- _Required action_:
Each line of the data below holding the word "title" must be copied.

- _Material to process_:

+--

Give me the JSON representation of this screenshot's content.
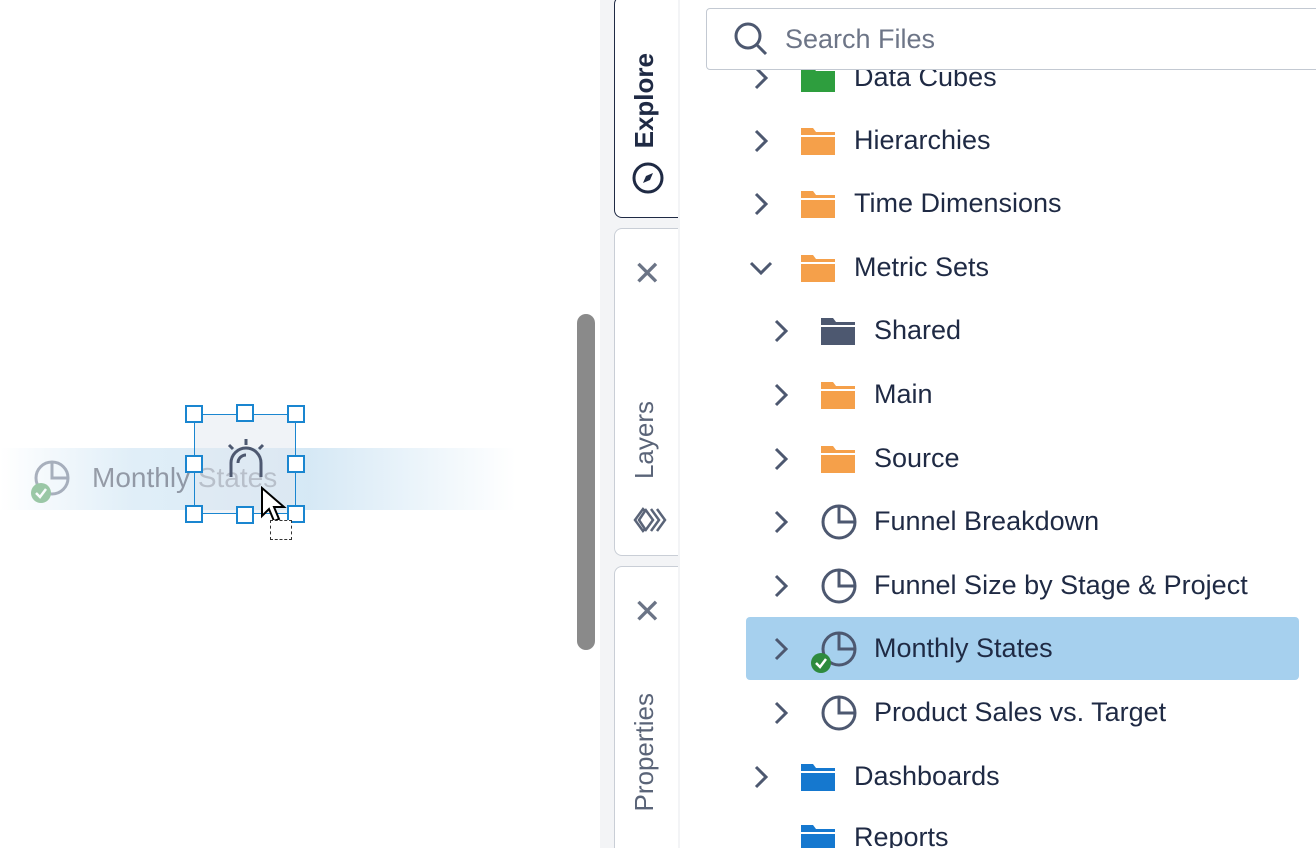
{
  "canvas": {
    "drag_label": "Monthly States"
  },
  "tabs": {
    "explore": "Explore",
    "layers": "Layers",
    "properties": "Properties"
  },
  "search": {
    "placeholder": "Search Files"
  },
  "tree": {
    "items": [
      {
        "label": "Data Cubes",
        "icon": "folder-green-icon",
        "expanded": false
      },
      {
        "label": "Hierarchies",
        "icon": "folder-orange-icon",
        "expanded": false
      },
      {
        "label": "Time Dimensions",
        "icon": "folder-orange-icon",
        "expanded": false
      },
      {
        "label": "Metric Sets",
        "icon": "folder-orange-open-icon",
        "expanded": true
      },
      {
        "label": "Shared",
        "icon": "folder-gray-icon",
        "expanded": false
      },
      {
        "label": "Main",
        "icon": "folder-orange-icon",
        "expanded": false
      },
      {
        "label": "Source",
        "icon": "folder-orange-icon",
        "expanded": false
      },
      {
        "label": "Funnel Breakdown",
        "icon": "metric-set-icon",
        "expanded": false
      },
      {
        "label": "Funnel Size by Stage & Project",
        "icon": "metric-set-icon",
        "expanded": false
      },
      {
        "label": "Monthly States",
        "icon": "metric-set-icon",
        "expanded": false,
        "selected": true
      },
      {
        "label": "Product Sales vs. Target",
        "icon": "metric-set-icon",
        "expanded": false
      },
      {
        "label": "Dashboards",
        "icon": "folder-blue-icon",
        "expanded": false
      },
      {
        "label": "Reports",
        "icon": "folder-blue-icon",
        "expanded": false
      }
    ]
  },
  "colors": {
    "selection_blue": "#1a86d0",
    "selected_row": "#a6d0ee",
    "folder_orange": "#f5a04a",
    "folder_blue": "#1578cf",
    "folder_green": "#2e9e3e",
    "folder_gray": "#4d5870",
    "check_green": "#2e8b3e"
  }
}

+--

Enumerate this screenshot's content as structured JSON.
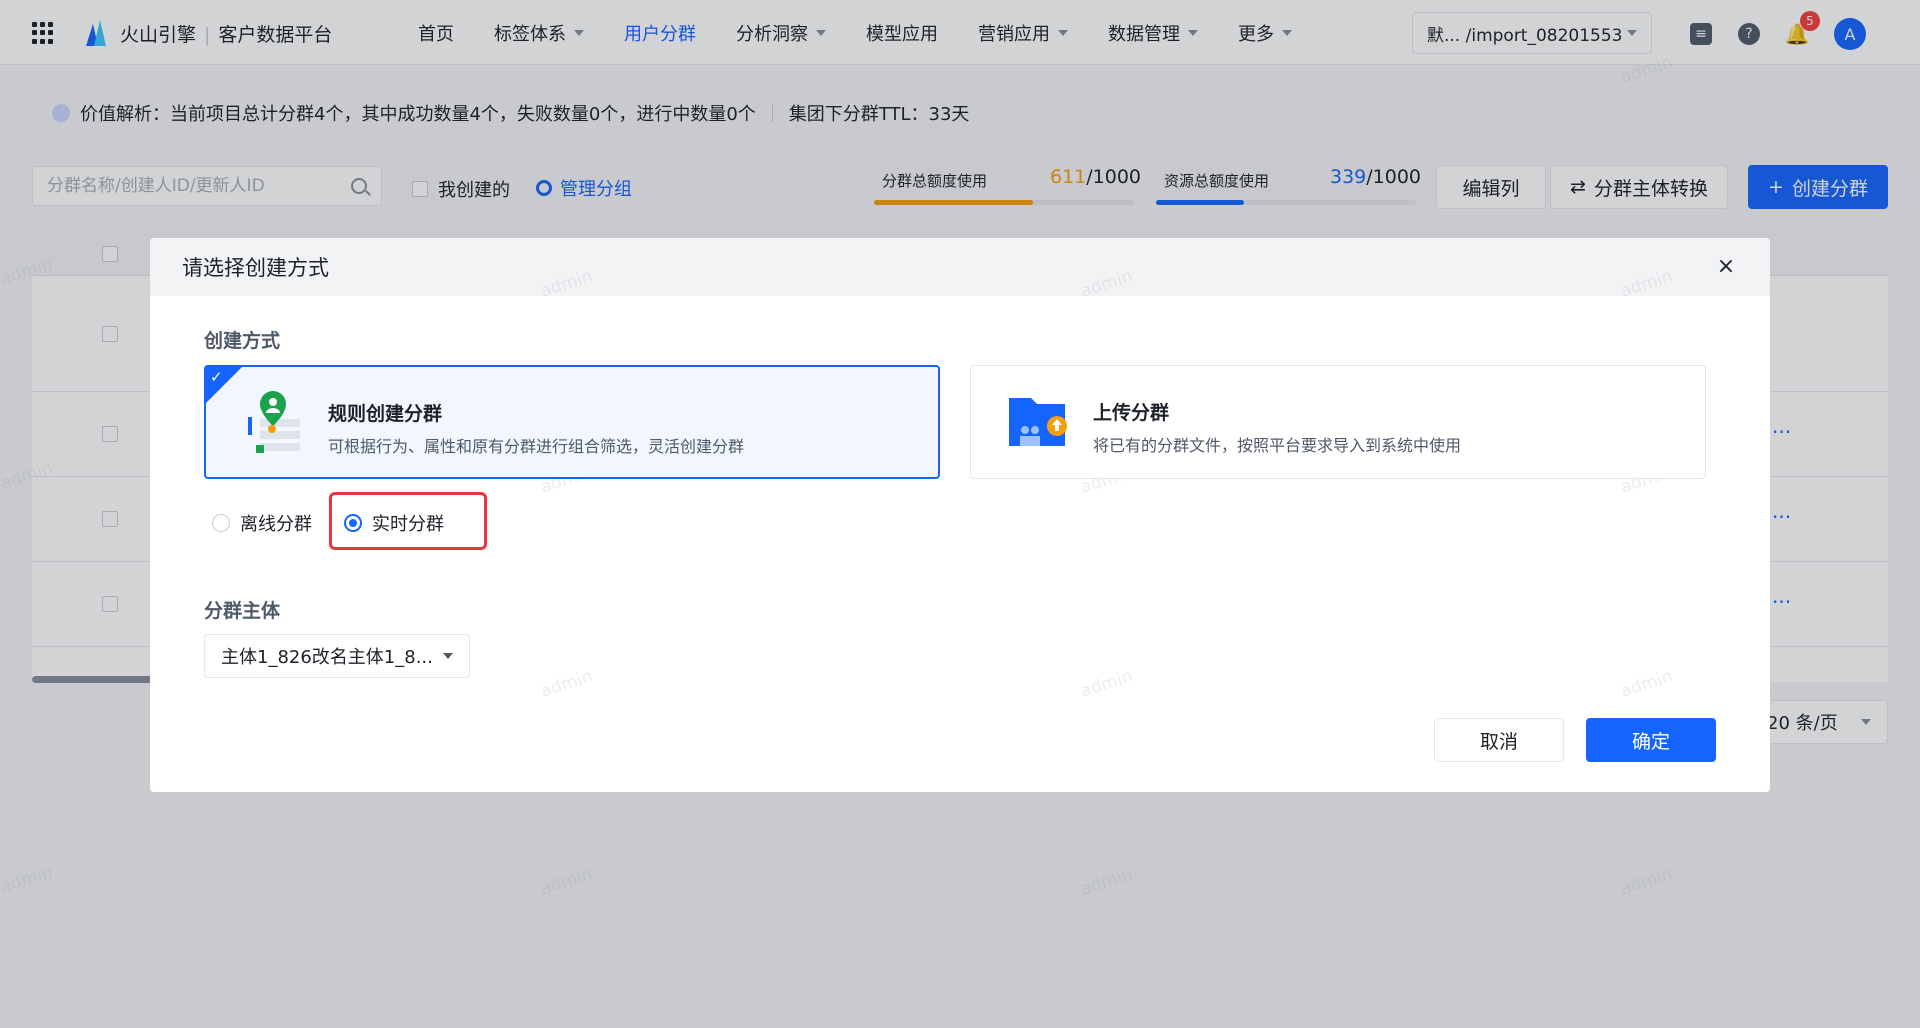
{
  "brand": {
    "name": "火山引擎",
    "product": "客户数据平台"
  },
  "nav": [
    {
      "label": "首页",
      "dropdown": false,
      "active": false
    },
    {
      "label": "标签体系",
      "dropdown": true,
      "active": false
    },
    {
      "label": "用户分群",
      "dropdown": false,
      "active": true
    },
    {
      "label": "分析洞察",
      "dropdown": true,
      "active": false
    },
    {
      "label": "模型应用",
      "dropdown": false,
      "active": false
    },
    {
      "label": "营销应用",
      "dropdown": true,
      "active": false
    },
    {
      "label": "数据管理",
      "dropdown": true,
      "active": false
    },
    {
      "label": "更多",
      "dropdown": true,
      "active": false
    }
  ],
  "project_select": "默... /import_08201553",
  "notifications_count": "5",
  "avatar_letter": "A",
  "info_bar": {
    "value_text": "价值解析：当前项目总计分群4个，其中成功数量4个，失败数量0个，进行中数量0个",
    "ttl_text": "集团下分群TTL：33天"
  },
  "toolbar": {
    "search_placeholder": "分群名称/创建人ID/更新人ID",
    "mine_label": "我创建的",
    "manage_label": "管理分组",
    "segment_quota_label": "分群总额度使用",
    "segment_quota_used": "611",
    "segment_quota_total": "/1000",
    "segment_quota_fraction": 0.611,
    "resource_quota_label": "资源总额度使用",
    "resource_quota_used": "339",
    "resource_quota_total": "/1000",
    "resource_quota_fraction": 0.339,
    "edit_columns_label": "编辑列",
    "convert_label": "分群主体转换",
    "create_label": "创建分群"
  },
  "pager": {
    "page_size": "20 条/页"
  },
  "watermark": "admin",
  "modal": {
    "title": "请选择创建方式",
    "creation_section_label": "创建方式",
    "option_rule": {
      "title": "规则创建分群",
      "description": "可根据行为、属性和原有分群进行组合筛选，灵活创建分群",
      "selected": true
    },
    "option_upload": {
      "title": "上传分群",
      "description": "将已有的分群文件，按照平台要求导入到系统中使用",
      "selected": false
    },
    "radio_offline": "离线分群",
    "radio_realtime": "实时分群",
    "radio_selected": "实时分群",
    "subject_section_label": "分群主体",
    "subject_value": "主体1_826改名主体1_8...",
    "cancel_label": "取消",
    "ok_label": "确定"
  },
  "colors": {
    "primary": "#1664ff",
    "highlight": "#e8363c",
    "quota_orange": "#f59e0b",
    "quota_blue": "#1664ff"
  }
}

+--

- _Solution to the exercise_:
    "title": "请选择创建方式",
      "title": "规则创建分群",
      "title": "上传分群",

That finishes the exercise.